- _Study material_
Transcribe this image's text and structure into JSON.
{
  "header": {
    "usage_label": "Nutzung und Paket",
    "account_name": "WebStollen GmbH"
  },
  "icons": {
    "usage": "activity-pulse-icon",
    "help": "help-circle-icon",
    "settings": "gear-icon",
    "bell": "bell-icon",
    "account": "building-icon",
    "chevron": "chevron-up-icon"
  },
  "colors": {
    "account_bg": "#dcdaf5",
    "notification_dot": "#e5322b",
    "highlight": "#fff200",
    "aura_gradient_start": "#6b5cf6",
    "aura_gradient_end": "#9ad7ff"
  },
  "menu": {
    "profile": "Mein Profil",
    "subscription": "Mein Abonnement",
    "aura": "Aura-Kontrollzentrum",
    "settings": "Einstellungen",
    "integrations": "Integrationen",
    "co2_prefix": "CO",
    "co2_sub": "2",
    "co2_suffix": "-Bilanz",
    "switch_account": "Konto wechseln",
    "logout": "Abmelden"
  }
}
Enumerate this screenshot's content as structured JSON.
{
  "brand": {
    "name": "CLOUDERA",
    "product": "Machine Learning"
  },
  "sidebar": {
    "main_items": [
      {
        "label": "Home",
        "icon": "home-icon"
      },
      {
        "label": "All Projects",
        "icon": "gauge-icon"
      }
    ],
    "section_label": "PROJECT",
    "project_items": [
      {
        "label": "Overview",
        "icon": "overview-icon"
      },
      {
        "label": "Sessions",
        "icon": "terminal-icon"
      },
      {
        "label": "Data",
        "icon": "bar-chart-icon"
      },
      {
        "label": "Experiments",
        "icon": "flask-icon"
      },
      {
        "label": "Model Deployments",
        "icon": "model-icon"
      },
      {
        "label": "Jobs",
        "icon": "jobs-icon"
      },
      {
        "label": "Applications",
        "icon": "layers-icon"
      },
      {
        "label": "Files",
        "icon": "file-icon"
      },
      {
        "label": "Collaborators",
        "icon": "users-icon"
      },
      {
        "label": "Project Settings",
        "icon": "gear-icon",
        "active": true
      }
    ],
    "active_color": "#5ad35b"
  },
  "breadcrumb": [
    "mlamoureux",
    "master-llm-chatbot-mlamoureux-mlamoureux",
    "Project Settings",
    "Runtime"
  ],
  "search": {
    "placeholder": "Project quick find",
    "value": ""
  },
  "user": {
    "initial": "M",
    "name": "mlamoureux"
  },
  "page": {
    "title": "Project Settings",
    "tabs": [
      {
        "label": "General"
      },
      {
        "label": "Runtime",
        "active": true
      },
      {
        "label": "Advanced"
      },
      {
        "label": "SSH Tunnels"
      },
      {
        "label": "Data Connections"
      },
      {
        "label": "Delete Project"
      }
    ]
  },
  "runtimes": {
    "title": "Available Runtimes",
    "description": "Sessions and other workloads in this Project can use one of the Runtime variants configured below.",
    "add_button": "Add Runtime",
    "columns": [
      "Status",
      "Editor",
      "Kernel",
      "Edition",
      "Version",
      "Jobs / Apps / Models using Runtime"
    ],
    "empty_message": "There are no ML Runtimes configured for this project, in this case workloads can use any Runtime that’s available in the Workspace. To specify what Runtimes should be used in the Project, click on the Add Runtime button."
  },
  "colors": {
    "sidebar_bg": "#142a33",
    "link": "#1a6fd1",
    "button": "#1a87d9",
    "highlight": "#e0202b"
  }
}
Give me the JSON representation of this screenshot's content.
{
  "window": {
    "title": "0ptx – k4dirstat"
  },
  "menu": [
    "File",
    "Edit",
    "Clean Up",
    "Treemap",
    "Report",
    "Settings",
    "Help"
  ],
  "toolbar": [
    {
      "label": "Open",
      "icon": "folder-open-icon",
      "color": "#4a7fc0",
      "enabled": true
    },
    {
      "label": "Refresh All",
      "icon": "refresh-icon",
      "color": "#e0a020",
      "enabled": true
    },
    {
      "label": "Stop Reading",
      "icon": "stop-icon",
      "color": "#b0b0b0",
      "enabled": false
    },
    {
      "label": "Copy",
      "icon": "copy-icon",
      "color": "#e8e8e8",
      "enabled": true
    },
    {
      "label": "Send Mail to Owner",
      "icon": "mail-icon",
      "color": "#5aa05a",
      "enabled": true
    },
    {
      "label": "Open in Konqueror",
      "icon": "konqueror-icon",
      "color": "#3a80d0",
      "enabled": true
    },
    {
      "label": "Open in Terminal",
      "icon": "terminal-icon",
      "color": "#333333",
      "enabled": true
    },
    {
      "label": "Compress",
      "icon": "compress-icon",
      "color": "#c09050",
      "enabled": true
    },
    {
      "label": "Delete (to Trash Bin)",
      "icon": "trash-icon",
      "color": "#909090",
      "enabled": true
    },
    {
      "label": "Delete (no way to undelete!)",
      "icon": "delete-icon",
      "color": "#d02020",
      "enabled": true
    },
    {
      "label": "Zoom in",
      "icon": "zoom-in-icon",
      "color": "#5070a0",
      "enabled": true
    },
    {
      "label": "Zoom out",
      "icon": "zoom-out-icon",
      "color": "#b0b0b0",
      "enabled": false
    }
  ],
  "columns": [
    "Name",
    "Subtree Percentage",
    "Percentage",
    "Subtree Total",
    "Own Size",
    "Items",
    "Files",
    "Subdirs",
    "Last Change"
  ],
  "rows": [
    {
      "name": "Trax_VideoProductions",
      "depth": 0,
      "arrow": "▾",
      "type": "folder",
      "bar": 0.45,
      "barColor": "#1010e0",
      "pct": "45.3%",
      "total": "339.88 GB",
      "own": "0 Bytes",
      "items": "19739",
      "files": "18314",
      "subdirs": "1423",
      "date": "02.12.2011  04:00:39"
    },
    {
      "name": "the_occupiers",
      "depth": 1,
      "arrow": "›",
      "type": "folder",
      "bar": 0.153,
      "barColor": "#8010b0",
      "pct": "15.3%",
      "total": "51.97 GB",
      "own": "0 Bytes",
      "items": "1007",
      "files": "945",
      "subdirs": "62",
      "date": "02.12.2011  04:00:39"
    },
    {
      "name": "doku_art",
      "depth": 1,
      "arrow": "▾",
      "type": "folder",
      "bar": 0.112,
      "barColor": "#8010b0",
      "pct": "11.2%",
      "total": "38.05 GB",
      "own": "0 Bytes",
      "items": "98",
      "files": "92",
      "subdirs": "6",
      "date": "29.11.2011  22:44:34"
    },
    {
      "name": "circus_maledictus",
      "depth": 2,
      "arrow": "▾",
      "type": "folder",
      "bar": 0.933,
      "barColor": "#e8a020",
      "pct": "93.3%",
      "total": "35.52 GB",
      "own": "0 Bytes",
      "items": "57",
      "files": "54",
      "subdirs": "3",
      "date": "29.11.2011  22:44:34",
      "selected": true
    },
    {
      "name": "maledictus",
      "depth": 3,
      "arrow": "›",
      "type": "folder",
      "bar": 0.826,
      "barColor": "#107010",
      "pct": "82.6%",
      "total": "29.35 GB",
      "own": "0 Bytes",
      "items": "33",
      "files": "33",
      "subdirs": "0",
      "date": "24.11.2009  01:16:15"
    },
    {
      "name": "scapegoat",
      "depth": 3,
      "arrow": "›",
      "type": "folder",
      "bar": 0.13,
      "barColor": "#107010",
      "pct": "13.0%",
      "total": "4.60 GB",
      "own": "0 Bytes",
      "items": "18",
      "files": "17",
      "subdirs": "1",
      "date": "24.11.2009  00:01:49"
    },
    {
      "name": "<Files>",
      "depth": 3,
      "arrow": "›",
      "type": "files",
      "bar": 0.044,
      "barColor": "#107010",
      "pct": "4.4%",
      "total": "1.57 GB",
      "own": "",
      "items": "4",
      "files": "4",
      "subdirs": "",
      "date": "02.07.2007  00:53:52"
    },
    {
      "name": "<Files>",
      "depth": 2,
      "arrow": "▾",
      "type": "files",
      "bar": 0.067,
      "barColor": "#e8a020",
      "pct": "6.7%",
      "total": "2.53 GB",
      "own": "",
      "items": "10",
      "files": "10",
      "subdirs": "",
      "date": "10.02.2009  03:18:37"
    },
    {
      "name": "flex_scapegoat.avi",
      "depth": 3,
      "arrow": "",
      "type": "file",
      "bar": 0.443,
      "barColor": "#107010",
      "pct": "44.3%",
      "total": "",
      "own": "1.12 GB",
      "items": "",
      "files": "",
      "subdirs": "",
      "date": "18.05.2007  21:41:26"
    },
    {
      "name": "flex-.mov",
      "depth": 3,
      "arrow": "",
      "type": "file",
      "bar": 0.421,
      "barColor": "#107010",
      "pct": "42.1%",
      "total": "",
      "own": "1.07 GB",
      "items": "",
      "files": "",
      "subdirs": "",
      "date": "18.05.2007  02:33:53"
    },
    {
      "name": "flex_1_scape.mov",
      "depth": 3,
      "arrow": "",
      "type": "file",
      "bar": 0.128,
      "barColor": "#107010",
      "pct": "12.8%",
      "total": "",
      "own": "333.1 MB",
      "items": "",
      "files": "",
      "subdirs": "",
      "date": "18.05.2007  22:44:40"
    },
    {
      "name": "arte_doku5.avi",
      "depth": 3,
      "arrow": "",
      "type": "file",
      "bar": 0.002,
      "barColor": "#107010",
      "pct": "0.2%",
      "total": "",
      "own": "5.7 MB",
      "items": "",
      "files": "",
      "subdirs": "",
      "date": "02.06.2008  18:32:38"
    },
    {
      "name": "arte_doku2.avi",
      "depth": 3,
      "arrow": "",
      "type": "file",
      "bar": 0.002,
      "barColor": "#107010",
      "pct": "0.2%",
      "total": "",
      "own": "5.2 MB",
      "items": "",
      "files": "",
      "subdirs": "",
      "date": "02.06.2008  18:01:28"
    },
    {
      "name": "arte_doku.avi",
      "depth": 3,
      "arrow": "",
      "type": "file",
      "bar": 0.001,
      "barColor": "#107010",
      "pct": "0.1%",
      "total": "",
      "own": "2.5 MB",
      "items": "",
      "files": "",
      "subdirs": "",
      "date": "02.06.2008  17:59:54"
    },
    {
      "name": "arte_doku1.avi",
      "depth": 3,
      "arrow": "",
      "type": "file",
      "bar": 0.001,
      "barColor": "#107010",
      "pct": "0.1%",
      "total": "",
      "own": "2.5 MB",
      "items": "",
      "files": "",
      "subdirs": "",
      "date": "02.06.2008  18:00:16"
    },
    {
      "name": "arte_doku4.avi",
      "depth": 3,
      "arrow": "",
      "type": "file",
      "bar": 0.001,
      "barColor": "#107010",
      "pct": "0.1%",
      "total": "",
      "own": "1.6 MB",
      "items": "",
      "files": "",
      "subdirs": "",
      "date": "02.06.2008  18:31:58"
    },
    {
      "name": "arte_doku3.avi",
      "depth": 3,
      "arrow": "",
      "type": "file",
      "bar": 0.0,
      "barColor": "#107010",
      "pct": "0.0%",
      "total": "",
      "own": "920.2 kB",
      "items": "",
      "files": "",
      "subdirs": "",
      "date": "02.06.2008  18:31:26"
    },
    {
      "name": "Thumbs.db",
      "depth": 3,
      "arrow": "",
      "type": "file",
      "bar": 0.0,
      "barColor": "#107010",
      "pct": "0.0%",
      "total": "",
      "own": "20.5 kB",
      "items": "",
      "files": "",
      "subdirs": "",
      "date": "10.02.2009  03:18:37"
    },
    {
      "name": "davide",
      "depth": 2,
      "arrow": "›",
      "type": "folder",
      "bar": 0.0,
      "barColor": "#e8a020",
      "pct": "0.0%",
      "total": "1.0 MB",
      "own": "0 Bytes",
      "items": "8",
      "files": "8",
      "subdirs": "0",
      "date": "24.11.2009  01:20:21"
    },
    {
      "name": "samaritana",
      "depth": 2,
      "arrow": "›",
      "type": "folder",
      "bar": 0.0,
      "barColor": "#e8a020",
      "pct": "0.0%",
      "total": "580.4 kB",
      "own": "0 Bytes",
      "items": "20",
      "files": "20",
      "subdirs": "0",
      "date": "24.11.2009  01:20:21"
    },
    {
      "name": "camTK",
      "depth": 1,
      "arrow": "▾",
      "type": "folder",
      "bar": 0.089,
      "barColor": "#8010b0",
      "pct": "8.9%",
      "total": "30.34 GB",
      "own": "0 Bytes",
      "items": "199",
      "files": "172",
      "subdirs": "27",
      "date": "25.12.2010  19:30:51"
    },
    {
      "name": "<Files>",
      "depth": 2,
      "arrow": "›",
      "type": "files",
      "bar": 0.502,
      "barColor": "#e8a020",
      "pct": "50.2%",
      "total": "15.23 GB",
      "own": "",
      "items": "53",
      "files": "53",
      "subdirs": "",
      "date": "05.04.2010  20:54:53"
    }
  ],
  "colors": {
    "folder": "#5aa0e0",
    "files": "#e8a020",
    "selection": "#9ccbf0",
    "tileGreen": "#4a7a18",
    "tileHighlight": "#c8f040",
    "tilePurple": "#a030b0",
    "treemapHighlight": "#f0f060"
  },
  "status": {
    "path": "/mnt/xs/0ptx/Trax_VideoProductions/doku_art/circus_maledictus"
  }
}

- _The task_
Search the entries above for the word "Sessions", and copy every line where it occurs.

- _Response for this exercise_
        "label": "Sessions",
    "description": "Sessions and other workloads in this Project can use one of the Runtime variants configured below.",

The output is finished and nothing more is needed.